Personally, when i think of the term "core player" I think of a franchise cornerstone that you look to build a team around. When I look at the Warriors roster, it seems pretty clear that any conversation about core players should really begin and end with Steph Curry... But any conversation that begins and ends with one guy isn't a very interesting conversation. A team's core should really be more than one guy, so hit the jump for some other candidates, and make sure to give your pick in the comments for a chance to win a free Samsung Galaxy S II.
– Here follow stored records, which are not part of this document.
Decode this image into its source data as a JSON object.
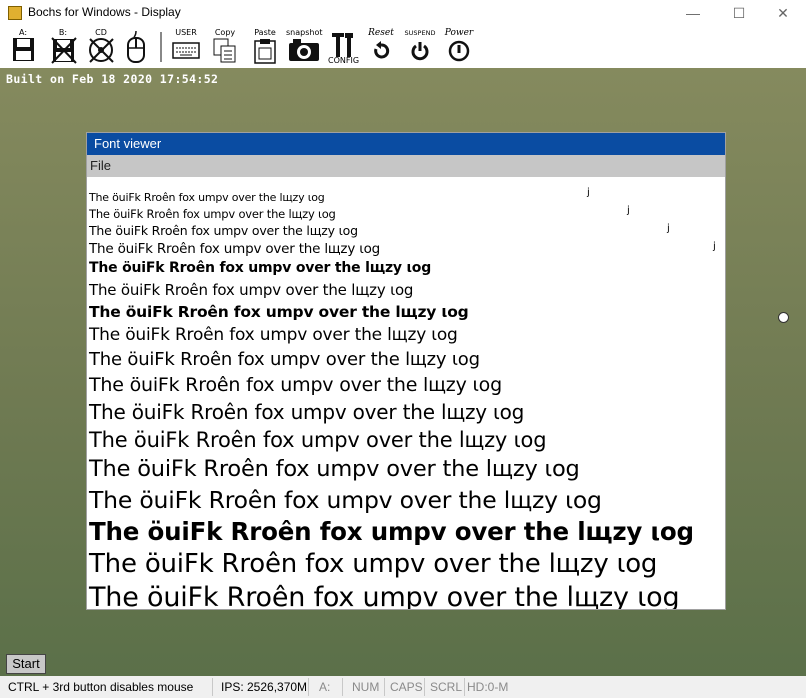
{
  "window": {
    "title": "Bochs for Windows - Display",
    "minimize": "—",
    "maximize": "☐",
    "close": "✕"
  },
  "toolbar": {
    "floppy_a": "A:",
    "floppy_b": "B:",
    "cdrom": "CD",
    "user": "USER",
    "copy": "Copy",
    "paste": "Paste",
    "snapshot": "snapshot",
    "config": "CONFIG",
    "reset": "Reset",
    "suspend": "SUSPEND",
    "power": "Power"
  },
  "display": {
    "built": "Built on Feb 18 2020 17:54:52",
    "start": "Start",
    "font_viewer": {
      "title": "Font viewer",
      "menu_file": "File",
      "sample_text": "The öuiFk Rroên fox  umpv over the lщzy ιog",
      "stray_glyph": "j"
    }
  },
  "statusbar": {
    "hint": "CTRL + 3rd button disables mouse",
    "ips": "IPS: 2526,370M",
    "drive": "A:",
    "num": "NUM",
    "caps": "CAPS",
    "scrl": "SCRL",
    "hd": "HD:0-M"
  }
}
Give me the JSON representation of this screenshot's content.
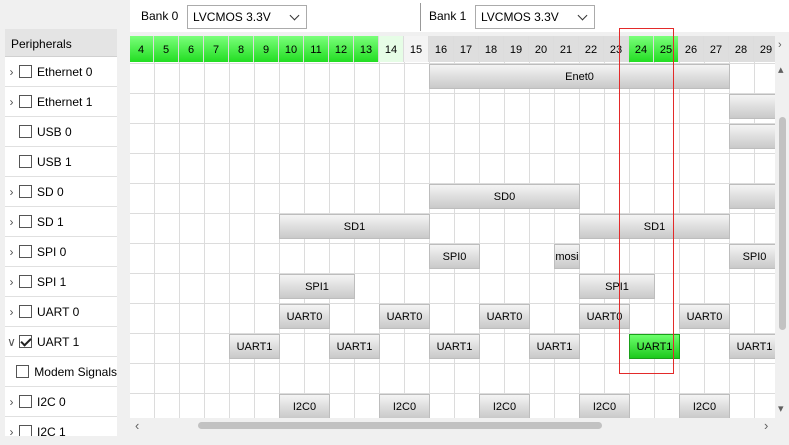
{
  "sidebar": {
    "header": "Peripherals",
    "items": [
      {
        "label": "Ethernet 0",
        "expandable": true,
        "checked": false
      },
      {
        "label": "Ethernet 1",
        "expandable": true,
        "checked": false
      },
      {
        "label": "USB 0",
        "expandable": false,
        "checked": false
      },
      {
        "label": "USB 1",
        "expandable": false,
        "checked": false
      },
      {
        "label": "SD 0",
        "expandable": true,
        "checked": false
      },
      {
        "label": "SD 1",
        "expandable": true,
        "checked": false
      },
      {
        "label": "SPI 0",
        "expandable": true,
        "checked": false
      },
      {
        "label": "SPI 1",
        "expandable": true,
        "checked": false
      },
      {
        "label": "UART 0",
        "expandable": true,
        "checked": false
      },
      {
        "label": "UART 1",
        "expandable": true,
        "expanded": true,
        "checked": true
      },
      {
        "label": "Modem Signals",
        "expandable": false,
        "checked": false,
        "child": true
      },
      {
        "label": "I2C 0",
        "expandable": true,
        "checked": false
      },
      {
        "label": "I2C 1",
        "expandable": true,
        "checked": false
      }
    ]
  },
  "banks": [
    {
      "label": "Bank 0",
      "value": "LVCMOS 3.3V"
    },
    {
      "label": "Bank 1",
      "value": "LVCMOS 3.3V"
    }
  ],
  "pins": [
    {
      "n": "4",
      "state": "green"
    },
    {
      "n": "5",
      "state": "green"
    },
    {
      "n": "6",
      "state": "green"
    },
    {
      "n": "7",
      "state": "green"
    },
    {
      "n": "8",
      "state": "green"
    },
    {
      "n": "9",
      "state": "green"
    },
    {
      "n": "10",
      "state": "green"
    },
    {
      "n": "11",
      "state": "green"
    },
    {
      "n": "12",
      "state": "green"
    },
    {
      "n": "13",
      "state": "green"
    },
    {
      "n": "14",
      "state": "light"
    },
    {
      "n": "15",
      "state": "none"
    },
    {
      "n": "16",
      "state": "gray"
    },
    {
      "n": "17",
      "state": "gray"
    },
    {
      "n": "18",
      "state": "gray"
    },
    {
      "n": "19",
      "state": "gray"
    },
    {
      "n": "20",
      "state": "gray"
    },
    {
      "n": "21",
      "state": "gray"
    },
    {
      "n": "22",
      "state": "gray"
    },
    {
      "n": "23",
      "state": "gray"
    },
    {
      "n": "24",
      "state": "green"
    },
    {
      "n": "25",
      "state": "green"
    },
    {
      "n": "26",
      "state": "gray"
    },
    {
      "n": "27",
      "state": "gray"
    },
    {
      "n": "28",
      "state": "gray"
    },
    {
      "n": "29",
      "state": "gray"
    }
  ],
  "assignments": [
    {
      "label": "Enet0",
      "row": 0,
      "pin": 16,
      "span": 12,
      "active": false
    },
    {
      "label": "",
      "row": 1,
      "pin": 28,
      "span": 2,
      "active": false
    },
    {
      "label": "",
      "row": 2,
      "pin": 28,
      "span": 2,
      "active": false
    },
    {
      "label": "SD0",
      "row": 4,
      "pin": 16,
      "span": 6,
      "active": false
    },
    {
      "label": "",
      "row": 4,
      "pin": 28,
      "span": 2,
      "active": false
    },
    {
      "label": "SD1",
      "row": 5,
      "pin": 10,
      "span": 6,
      "active": false
    },
    {
      "label": "SD1",
      "row": 5,
      "pin": 22,
      "span": 6,
      "active": false
    },
    {
      "label": "SPI0",
      "row": 6,
      "pin": 16,
      "span": 2,
      "active": false
    },
    {
      "label": "mosi",
      "row": 6,
      "pin": 21,
      "span": 1,
      "active": false
    },
    {
      "label": "SPI0",
      "row": 6,
      "pin": 28,
      "span": 2,
      "active": false
    },
    {
      "label": "SPI1",
      "row": 7,
      "pin": 10,
      "span": 3,
      "active": false
    },
    {
      "label": "SPI1",
      "row": 7,
      "pin": 22,
      "span": 3,
      "active": false
    },
    {
      "label": "UART0",
      "row": 8,
      "pin": 10,
      "span": 2,
      "active": false
    },
    {
      "label": "UART0",
      "row": 8,
      "pin": 14,
      "span": 2,
      "active": false
    },
    {
      "label": "UART0",
      "row": 8,
      "pin": 18,
      "span": 2,
      "active": false
    },
    {
      "label": "UART0",
      "row": 8,
      "pin": 22,
      "span": 2,
      "active": false
    },
    {
      "label": "UART0",
      "row": 8,
      "pin": 26,
      "span": 2,
      "active": false
    },
    {
      "label": "",
      "row": 8,
      "pin": 30,
      "span": 1,
      "active": false
    },
    {
      "label": "UART1",
      "row": 9,
      "pin": 8,
      "span": 2,
      "active": false
    },
    {
      "label": "UART1",
      "row": 9,
      "pin": 12,
      "span": 2,
      "active": false
    },
    {
      "label": "UART1",
      "row": 9,
      "pin": 16,
      "span": 2,
      "active": false
    },
    {
      "label": "UART1",
      "row": 9,
      "pin": 20,
      "span": 2,
      "active": false
    },
    {
      "label": "UART1",
      "row": 9,
      "pin": 24,
      "span": 2,
      "active": true
    },
    {
      "label": "UART1",
      "row": 9,
      "pin": 28,
      "span": 2,
      "active": false
    },
    {
      "label": "I2C0",
      "row": 11,
      "pin": 10,
      "span": 2,
      "active": false
    },
    {
      "label": "I2C0",
      "row": 11,
      "pin": 14,
      "span": 2,
      "active": false
    },
    {
      "label": "I2C0",
      "row": 11,
      "pin": 18,
      "span": 2,
      "active": false
    },
    {
      "label": "I2C0",
      "row": 11,
      "pin": 22,
      "span": 2,
      "active": false
    },
    {
      "label": "I2C0",
      "row": 11,
      "pin": 26,
      "span": 2,
      "active": false
    }
  ],
  "highlight": {
    "pins": [
      "24",
      "25"
    ],
    "color": "#e32a2a"
  },
  "colors": {
    "pin_active": "#22dd22",
    "block": "#c9c9c9",
    "selection": "#1dc91d"
  }
}
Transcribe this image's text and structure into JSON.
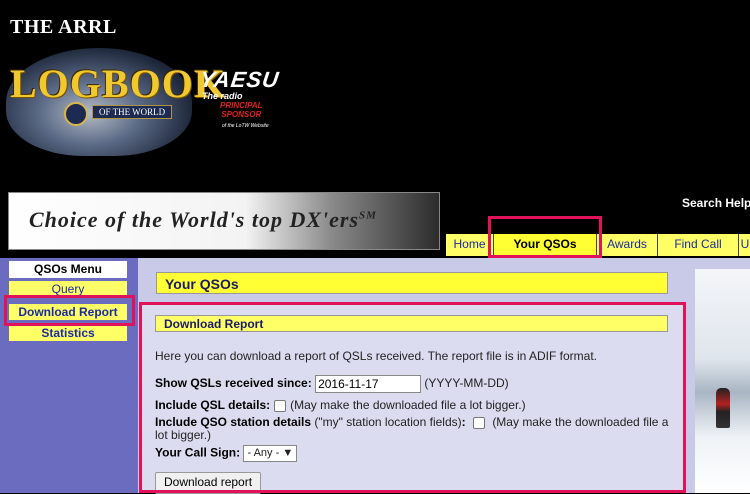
{
  "header": {
    "org": "THE ARRL",
    "logo_main": "LOGBOOK",
    "logo_sub": "OF THE WORLD",
    "sponsor": {
      "brand": "YAESU",
      "tagline": "The radio",
      "role_line1": "PRINCIPAL",
      "role_line2": "SPONSOR",
      "note": "of the LoTW Website"
    },
    "banner_text": "Choice of the World's top DX'ers",
    "banner_mark": "SM",
    "search_help": "Search Help:"
  },
  "nav": {
    "items": [
      {
        "label": "Home"
      },
      {
        "label": "Your QSOs"
      },
      {
        "label": "Awards"
      },
      {
        "label": "Find Call"
      },
      {
        "label": "U"
      }
    ],
    "active": "Your QSOs"
  },
  "sidebar": {
    "title": "QSOs Menu",
    "items": [
      {
        "label": "Query"
      },
      {
        "label": "Download Report"
      },
      {
        "label": "Statistics"
      }
    ]
  },
  "main": {
    "title": "Your QSOs",
    "section_title": "Download Report",
    "description": "Here you can download a report of QSLs received. The report file is in ADIF format.",
    "since": {
      "label": "Show QSLs received since:",
      "value": "2016-11-17",
      "hint": "(YYYY-MM-DD)"
    },
    "qsl_details": {
      "label": "Include QSL details:",
      "hint": "(May make the downloaded file a lot bigger.)",
      "checked": false
    },
    "station_details": {
      "label": "Include QSO station details",
      "paren": "(\"my\" station location fields)",
      "colon": ":",
      "hint": "(May make the downloaded file a lot bigger.)",
      "checked": false
    },
    "callsign": {
      "label": "Your Call Sign:",
      "selected": "- Any -"
    },
    "button": "Download report"
  },
  "colors": {
    "highlight": "#e0135a",
    "nav_bg": "#ffff66",
    "sidebar_bg": "#6b6bbf",
    "content_bg": "#c9c9e8"
  }
}
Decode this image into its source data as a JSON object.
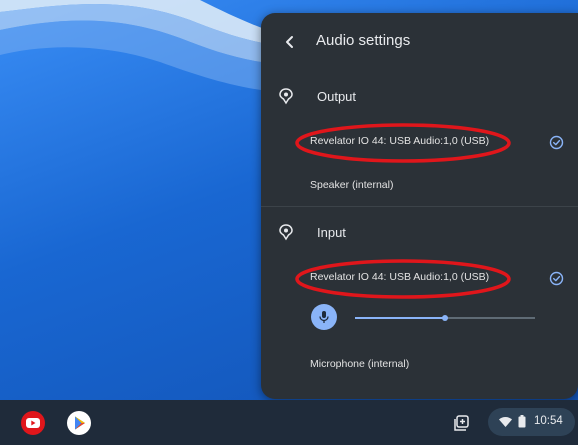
{
  "panel": {
    "title": "Audio settings",
    "output": {
      "label": "Output",
      "devices": [
        {
          "name": "Revelator IO 44: USB Audio:1,0 (USB)",
          "selected": true
        },
        {
          "name": "Speaker (internal)",
          "selected": false
        }
      ]
    },
    "input": {
      "label": "Input",
      "devices": [
        {
          "name": "Revelator IO 44: USB Audio:1,0 (USB)",
          "selected": true
        },
        {
          "name": "Microphone (internal)",
          "selected": false
        }
      ],
      "gain_fraction": 0.5
    }
  },
  "shelf": {
    "apps": [
      "youtube-icon",
      "play-store-icon"
    ],
    "clock": "10:54"
  },
  "colors": {
    "panel_bg": "#2b3137",
    "accent": "#8ab4f8",
    "highlight_ellipse": "#e0161b"
  }
}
Monta Ellis: Many fans have viewed Monta as the heart and soul of this franchise for the last few seasons. Last year he led the league in minutes played, and led the team in points scored. Despite any questions about his defense, rebounding, and ability to pair well with Steph, you can make a case that the guy who spends the most time on the court and scores the most points is almost by definition your core player. I could just as easily see Monta as a core member of the team as I can being gone by the trade deadline. With the recent controversy around his sexual harassment case and the personal issues that are likely to come along with that, along with the new coaching staff, I really don't know what to expect from Monta this season.
David Lee: You could say that simply the size of David Lee's contract, and its effect on the team's ability to trade him would almost make him a core player by default, but there is probably a better case to be made for Lee. David Lee is a proven scorer and rebounder at the power forward spot, and easily our best option among big men when it comes to putting the ball in the basket. After a down year, it's easy to see why so many fans have been down on him lately, but all early signs point to the new coaching staff doing a much better job at putting Lee in a position to be effective on offense (rolling to the basket, and attacking in the paint) and hide his weaknesses on defense (better team defense in general). Not to mention the fact that he is clearly the most vocal leader among the team's tri-captians. It's not uncommon to see Lee call the team to huddle up on the court during a stop in play, and when he does he clearly commands their attention and respect. I can see this being a big bounce-back season for Lee.
Ekpe Udoh: This might be a less obvious choice, being that he is only a second year player and not expected to be in the starting line-up on opening night, but if a team needs a leader on offense and defense, then I think Udoh could be that leader on the defensive end. He might not throw up gaudy stat lines, but I can see him winning the starting center spot if the coaching staff is really as focused on defense as they say. On paper Udoh's strong and active help defense (and weak rebounding and scoring) pairs well with Lee's scoring and rebounding (and weak defense). As much as Lee might be primed for a bounce back-season, I think Udoh could just as easily have a break-out season that solidifies him as a core player for this franchise.
Check the give-away details below, and make sure to make your case for who the Warriors other core player is in the comments section.
Want a chance to win a Samsung Galaxy S II Skyrocket powered by Qualcomm's revolutionary Snapdragon multiprocessor? Just leave a comment on this post with who you think the team's core player is and why he's so important to their success. Vox Media will select one winner from among the participating SB Nation blogs. All entries subject to the official rules found here.